Luczon: Gambling morality and economics (Part 1)

Nef Luczon

MILLET* is a 23-year-old transwoman who can be seen often in watering holes in Cagayan de Oro and would venture to other places such as Manila, Cebu and Davao. In some occasions, you’d see her socializing in events, mostly in beauty pageants that usually end up in festive parties. She’s high spirited, she’s happy, and most of all, she has the “moollahs.”

She had a day job alright, but at least thrice every year she goes overseas for a “working vacation.” She goes every night on casinos, sometimes going freelance and often with other friends, to attract potential clients for their escort services. Technology even helped her get in touch with networks, making it easy for her to transact not only with casino goers, but also those tourists who are looking for some adventurous trysts - in exchange for a fee of course. A simple contact with the help of dating and escort service applications then she was able to close deals faster.

Because of her vacations, Millet was able to provide for her family’s needs. She has become more of a bread winner than her father who is working in the government, and in a year's time, her “hard work” will reap its fruition when her younger brother will graduate in college. She would thank the casinos in this Asian city state for it, not necessarily because she’s playing there, but because of the excessive loots coming from gamblers is more than enough to satisfy her family’s needs and her vivid lifestyle.

I have no comprehensive knowledge and experience about casinos, more so about gambling in general, all I know is that with the help of technology, it has thousands of closed circuit televisions to avoid unfair gaming and organized, orchestrated gambling in order to win excessive amount of money.
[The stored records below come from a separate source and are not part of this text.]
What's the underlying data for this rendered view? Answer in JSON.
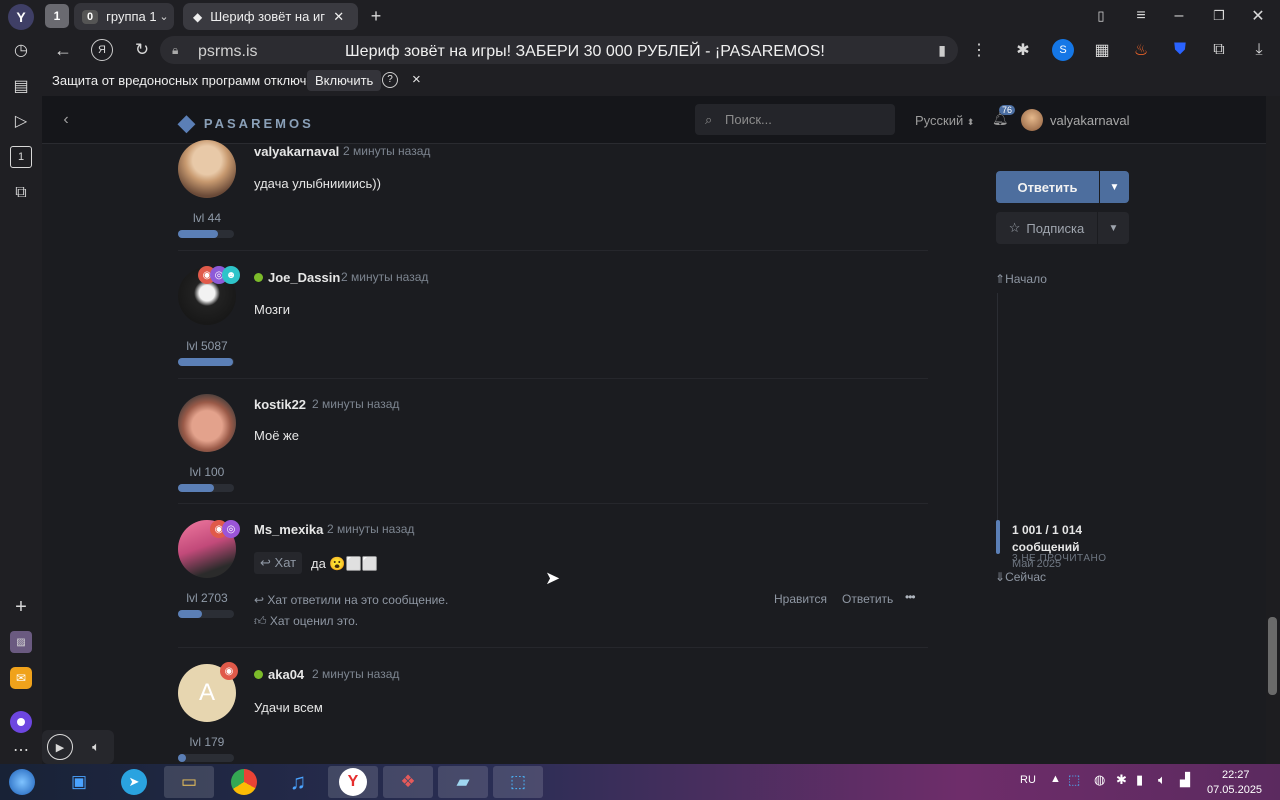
{
  "browser": {
    "group_tab": {
      "count": "1",
      "badge": "0",
      "label": "группа 1"
    },
    "active_tab": {
      "title": "Шериф зовёт на иг"
    },
    "address": {
      "host": "psrms.is",
      "page_title": "Шериф зовёт на игры! ЗАБЕРИ 30 000 РУБЛЕЙ - ¡PASAREMOS!"
    },
    "security_bar": {
      "message": "Защита от вредоносных программ отключена",
      "enable": "Включить",
      "help": "?",
      "close": "×"
    }
  },
  "site": {
    "logo": "PASAREMOS",
    "search_placeholder": "Поиск...",
    "language": "Русский",
    "notifications": "76",
    "username": "valyakarnaval"
  },
  "posts": [
    {
      "user": "valyakarnaval",
      "time": "2 минуты назад",
      "text": "удача улыбниииись))",
      "level": "lvl 44",
      "progress": 0.72,
      "online": false
    },
    {
      "user": "Joe_Dassin",
      "time": "2 минуты назад",
      "text": "Мозги",
      "level": "lvl 5087",
      "progress": 0.98,
      "online": true
    },
    {
      "user": "kostik22",
      "time": "2 минуты назад",
      "text": "Моё же",
      "level": "lvl 100",
      "progress": 0.64,
      "online": false
    },
    {
      "user": "Ms_mexika",
      "time": "2 минуты назад",
      "quote_user": "Хат",
      "text": "да 😮⬜⬜",
      "level": "lvl 2703",
      "progress": 0.42,
      "online": false,
      "replied_note": "Хат ответили на это сообщение.",
      "liked_note": "Хат оценил это.",
      "like": "Нравится",
      "reply": "Ответить",
      "more": "•••"
    },
    {
      "user": "aka04",
      "time": "2 минуты назад",
      "text": "Удачи всем",
      "level": "lvl 179",
      "progress": 0.14,
      "online": true,
      "avatar_letter": "A"
    }
  ],
  "sidebar": {
    "reply_button": "Ответить",
    "subscribe_button": "Подписка",
    "start": "Начало",
    "counter": "1 001 / 1 014",
    "counter_unit": "сообщений",
    "unread": "3 НЕ ПРОЧИТАНО",
    "date_hint": "Май 2025",
    "now": "Сейчас"
  },
  "taskbar": {
    "lang": "RU",
    "time": "22:27",
    "date": "07.05.2025"
  }
}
The CCTVs inside act like a god watching over the trading souls. In casinos, gambling was the main attraction, but it’s the sideline trades happening inside that makes it a thriving industry on its own, the same way how Millet and her friends benefited from it. Transactions that would range from brokering a legitimate business or whether on the kinkier, darker sides - some of the things that CCTVs often failed to see as long as it will not hamper rules and regulations.

A 2016 report from Philippine Amusement and Gaming Corporation showed casinos in the Philippines reported a 30 percent increase every year in “aggregate gross casino revenues” for the three months to the end of June to approximately US $711.68 million due in part to a rise in the popularity of telephone-based proxy betting.
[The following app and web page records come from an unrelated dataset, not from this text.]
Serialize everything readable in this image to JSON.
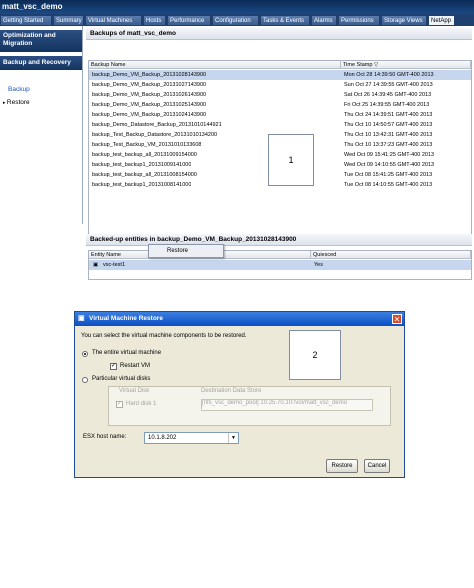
{
  "window": {
    "title": "matt_vsc_demo"
  },
  "tabs": [
    "Getting Started",
    "Summary",
    "Virtual Machines",
    "Hosts",
    "Performance",
    "Configuration",
    "Tasks & Events",
    "Alarms",
    "Permissions",
    "Storage Views",
    "NetApp"
  ],
  "sidebar": {
    "heading1": "Optimization and Migration",
    "heading2": "Backup and Recovery",
    "items": [
      "Backup",
      "Restore"
    ]
  },
  "backups": {
    "title": "Backups of matt_vsc_demo",
    "columns": [
      "Backup Name",
      "Time Stamp"
    ],
    "rows": [
      [
        "backup_Demo_VM_Backup_20131028143900",
        "Mon Oct 28 14:39:50 GMT-400 2013"
      ],
      [
        "backup_Demo_VM_Backup_20131027143900",
        "Sun Oct 27 14:39:55 GMT-400 2013"
      ],
      [
        "backup_Demo_VM_Backup_20131026143900",
        "Sat Oct 26 14:39:45 GMT-400 2013"
      ],
      [
        "backup_Demo_VM_Backup_20131025143900",
        "Fri Oct 25 14:39:55 GMT-400 2013"
      ],
      [
        "backup_Demo_VM_Backup_20131024143900",
        "Thu Oct 24 14:39:51 GMT-400 2013"
      ],
      [
        "backup_Demo_Datastore_Backup_20131010144921",
        "Thu Oct 10 14:50:57 GMT-400 2013"
      ],
      [
        "backup_Test_Backup_Datastore_20131010134200",
        "Thu Oct 10 13:42:31 GMT-400 2013"
      ],
      [
        "backup_Test_Backup_VM_20131010133608",
        "Thu Oct 10 13:37:23 GMT-400 2013"
      ],
      [
        "backup_test_backup_all_20131009154000",
        "Wed Oct 09 15:41:25 GMT-400 2013"
      ],
      [
        "backup_test_backup1_20131009141000",
        "Wed Oct 09 14:10:55 GMT-400 2013"
      ],
      [
        "backup_test_backup_all_20131008154000",
        "Tue Oct 08 15:41:25 GMT-400 2013"
      ],
      [
        "backup_test_backup1_20131008141000",
        "Tue Oct 08 14:10:55 GMT-400 2013"
      ]
    ]
  },
  "entities": {
    "title": "Backed-up entities in backup_Demo_VM_Backup_20131028143900",
    "columns": [
      "Entity Name",
      "Quiesced"
    ],
    "rows": [
      [
        "vsc-test1",
        "Yes"
      ]
    ]
  },
  "context_menu": {
    "item": "Restore"
  },
  "callout1": "1",
  "callout2": "2",
  "dialog": {
    "title": "Virtual Machine Restore",
    "instruction": "You can select the virtual machine components to be restored.",
    "option_entire": "The entire virtual machine",
    "restart_vm": "Restart VM",
    "option_disks": "Particular virtual disks",
    "disk_columns": [
      "Virtual Disk",
      "Destination Data Store"
    ],
    "disk_row": [
      "Hard disk 1",
      "[nfs_vsc_demo_pool] 10.25.70.10:/vol/matt_vsc_demo"
    ],
    "esx_label": "ESX host name:",
    "esx_value": "10.1.8.202",
    "restore_button": "Restore",
    "cancel_button": "Cancel"
  }
}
It added that state-run or those wholly or partly owned by the government, casinos reported only a six percent rise annually in gross gaming revenues within the three-month period with US $166.47 million, while their privately-operated counterparts brought in roughly $543.12 million, which represented an increase of some 40 percent, as reported in the Philippine Star, March 2016.

Tourism also played a major role in the influx of revenues, as per the casino-resort City of Dreams (CoD) in Manila reported a big surge in gaming revenue in the quarter ending December 2016, according to a report from the Philippine Daily Inquirer on February 2017.

The surge of foreigners coming in the country gave CoD a net revenue in the last quarter of 2016 rose by 78.9 percent year-on-year to the tune of US $144.7 million, the resort’s developer and operator Melco Crown (Philippines) Corp. reported to the Philippine Stock Exchange last February.

Investment, business and political risk research news site, Frontera, also reported that the Philippine’s gross gaming revenue in 2017 is expected to reach US $3 billion and may rise to US $3.6 billion by 2018, and might increase by US $7 billion by 2020. Frontera quoted Rommel Rodrigo, an analyst at Philippines-based Maybank ATR Kim Eng Capital Partners for the projection that may compete Macau and Singapore starting this year.

To sum the figures mentioned, this means that the casino industry is a multi-billion industry. It not only helps generate jobs and tourism, it also greatly helps the tax revenue of local governments where the establishment will be situated.

But the existence of a casino and its promising economic impact in Cagayan de Oro may still be controversial. In the 90s, it was shunned by the local government, but it resurfaced again some two decades later. This is something that Kagay-anons were concerned about.

(* The true identity of Millet was withheld upon her request, some narratives of her personal life were slightly altered to avoid familiarity to readers who might have known her personally)